With people around the globe voicing their support of the Black Lives Matter movement, it’s the perfect time for organisations to be discussing Diversity and Inclusion in the workplace. The Chartered Institute of Personnel and Development (CIPD) points out that discrimination in the workplace impacts the wellbeing of staff, reduces employment opportunities for minority groups and prevents organisations from fully recognising candidates’ skills and experience. Diversity and Inclusion are important not only for equality, but also due to their effect on overall company health.
WHAT IS THE ISSUE?
Diversity is all about recognising difference. A 2017 government study demonstrates that through fully representing ethnic minority workers in the workplace, the economy would gain an extra £24 billion per year.
In the public sector, 12% of workers are from an ethnic minority background but only form 5.3% of top wage earners. Moreover, in the majority of local government authorities, women are paid 6.8% less than men, a gap which is more pronounced at the county council level with a median gap of 13.1%.
However, Diversity is only half of the problem. In order to reap the benefits of a diverse workforce, organisations also need to practice Inclusion. This involves placing value on people’s differences. Everyone in the workforce should be made to feel that they belong and that their ideas are considered. It’s only when organisations achieve this that they can take full advantage of the varied and diverse ideas that come from an inclusive workforce.
WHAT CAN BE DONE?
UNDERSTAND THE REASONS BEHIND DISCRIMINATION
To begin implementing measures to improve Diversity and Inclusion, we need to identify what kinds of discrimination exist in the workplace. This includes biases such as implicit stereotypes, in-group favouritism, and the view that out-groups are less diverse than the in-group.
It’s important to address these forms of bias to begin building an inclusive workplace. McKinsey list a variety of ways to overcome these biases, including educating members of your organisation to reduce their personal biases, reducing the influence of biases in decision making, and applying behavioural principles to diversity strategies.
HOW TO BUILD AN INCLUSIVE WORKPLACE
An excellent starting place is to measure the inclusivity of your organisation.

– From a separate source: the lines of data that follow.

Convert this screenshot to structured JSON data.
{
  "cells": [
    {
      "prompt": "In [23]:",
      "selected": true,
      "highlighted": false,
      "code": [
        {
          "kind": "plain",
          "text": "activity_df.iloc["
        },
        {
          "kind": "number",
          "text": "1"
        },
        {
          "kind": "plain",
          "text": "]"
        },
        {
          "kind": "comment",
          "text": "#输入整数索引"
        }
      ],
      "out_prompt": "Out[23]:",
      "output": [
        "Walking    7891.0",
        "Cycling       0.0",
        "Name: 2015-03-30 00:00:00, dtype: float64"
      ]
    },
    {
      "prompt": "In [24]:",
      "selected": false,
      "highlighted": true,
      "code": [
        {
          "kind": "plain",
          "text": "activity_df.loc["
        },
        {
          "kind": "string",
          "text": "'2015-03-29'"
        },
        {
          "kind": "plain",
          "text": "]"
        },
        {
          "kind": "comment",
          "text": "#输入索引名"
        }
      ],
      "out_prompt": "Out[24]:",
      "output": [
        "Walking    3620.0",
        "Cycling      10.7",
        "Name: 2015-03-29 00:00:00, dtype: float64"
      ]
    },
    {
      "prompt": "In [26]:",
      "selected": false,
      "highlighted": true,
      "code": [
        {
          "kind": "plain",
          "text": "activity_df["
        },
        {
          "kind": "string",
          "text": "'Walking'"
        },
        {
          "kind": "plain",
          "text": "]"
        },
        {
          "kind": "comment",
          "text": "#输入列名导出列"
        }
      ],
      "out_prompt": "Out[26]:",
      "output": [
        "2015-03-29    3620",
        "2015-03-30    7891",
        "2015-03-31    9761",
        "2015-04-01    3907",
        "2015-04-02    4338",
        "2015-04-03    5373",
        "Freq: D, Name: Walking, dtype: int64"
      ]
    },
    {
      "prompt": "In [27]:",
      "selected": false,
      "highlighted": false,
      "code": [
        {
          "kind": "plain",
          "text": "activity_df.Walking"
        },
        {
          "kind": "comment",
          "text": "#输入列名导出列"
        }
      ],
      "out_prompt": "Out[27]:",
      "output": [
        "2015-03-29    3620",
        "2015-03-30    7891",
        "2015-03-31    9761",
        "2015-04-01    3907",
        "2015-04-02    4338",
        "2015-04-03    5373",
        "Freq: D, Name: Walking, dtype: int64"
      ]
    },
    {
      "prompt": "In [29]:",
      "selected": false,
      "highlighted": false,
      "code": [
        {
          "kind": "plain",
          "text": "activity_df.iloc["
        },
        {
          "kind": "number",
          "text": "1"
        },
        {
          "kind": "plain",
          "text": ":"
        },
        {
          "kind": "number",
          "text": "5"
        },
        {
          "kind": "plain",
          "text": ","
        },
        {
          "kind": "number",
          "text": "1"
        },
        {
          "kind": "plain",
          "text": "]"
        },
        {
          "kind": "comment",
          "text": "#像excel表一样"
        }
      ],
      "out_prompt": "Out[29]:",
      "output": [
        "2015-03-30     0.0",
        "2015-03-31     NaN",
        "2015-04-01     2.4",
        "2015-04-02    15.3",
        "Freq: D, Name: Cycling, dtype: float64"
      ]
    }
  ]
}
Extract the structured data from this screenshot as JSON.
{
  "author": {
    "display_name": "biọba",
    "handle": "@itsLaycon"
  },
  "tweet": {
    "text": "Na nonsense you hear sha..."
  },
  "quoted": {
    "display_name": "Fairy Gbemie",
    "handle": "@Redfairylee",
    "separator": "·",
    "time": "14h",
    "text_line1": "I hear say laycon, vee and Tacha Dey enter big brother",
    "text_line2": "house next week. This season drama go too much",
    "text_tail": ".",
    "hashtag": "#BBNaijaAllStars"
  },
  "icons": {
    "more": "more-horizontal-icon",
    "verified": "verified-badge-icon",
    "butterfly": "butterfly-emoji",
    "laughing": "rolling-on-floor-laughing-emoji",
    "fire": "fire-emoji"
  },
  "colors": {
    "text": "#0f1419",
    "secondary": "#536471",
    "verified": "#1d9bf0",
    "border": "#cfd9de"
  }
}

The CIPD offers tools such as their Inclusion Health Checker, which provides tailored recommendations for your organisation.
The CIPD 2019 Research Report on building inclusive workplaces also lists a variety of useful suggestions, including assessing your people management policies and practices, analysing employee data to uncover barriers to Inclusion and encouraging behaviours such as allowing employees to call out exclusion.
Making reasonable adjustments for employees with disabilities will also encourage inclusion in your organisation. For example: implementing accessible parking spaces, modifying equipment and assigning mentors. The Local Government Association also suggests revisiting your health & safety practices, expanding data monitoring and performance appraisals, and conducting Equality Impact Assessments.
WHAT ARE THE BENEFITS OF BUILDING A DIVERSE AND INCLUSIVE WORKPLACE?
HR professionals frequently stress the link between inclusion and innovation. A diverse workforce is much more likely to represent the diversity of experiences of the residents in your authorities. This is why valuing every employee’s differences is extremely important. Inclusion not only benefits the population but also results in a higher rate of attraction and retention of staff. Moreover, employees in inclusive workplaces are more likely to be satisfied with their work. They show greater levels of creativity due to diverse problem solving approaches, and a lower rate of absenteeism.
The Local Government Association highlights case studies which demonstrate the financial impact of inclusion. For instance, Leicester City Council implemented changes in the city centre which had an adverse effect on residents with disabilities. They were able to reduce costs in making adjustments by putting together an Inclusive Design Advisory Panel (IDAP).
Building Inclusive workplaces benefits everyone. We must all take active steps towards improving the diversity and inclusivity of our organisations so we can all reap the benefits of a fairer society.
- CIPD Diversity Fact Sheet
- Official Statistics: BME Individuals in the Labour Market
- ONS: Who Works in the Public Sector
- Local Government Workforce Survey 2017-2018
- The Gender Pay Gap in Local Government 2018
- McKinsey: Diversity Matters
- CIPD: Building Inclusive Workplaces
- PeoplePoint HR: Equality and Diversity Policy Assistance
- Local Government Association: The Business Case for Equality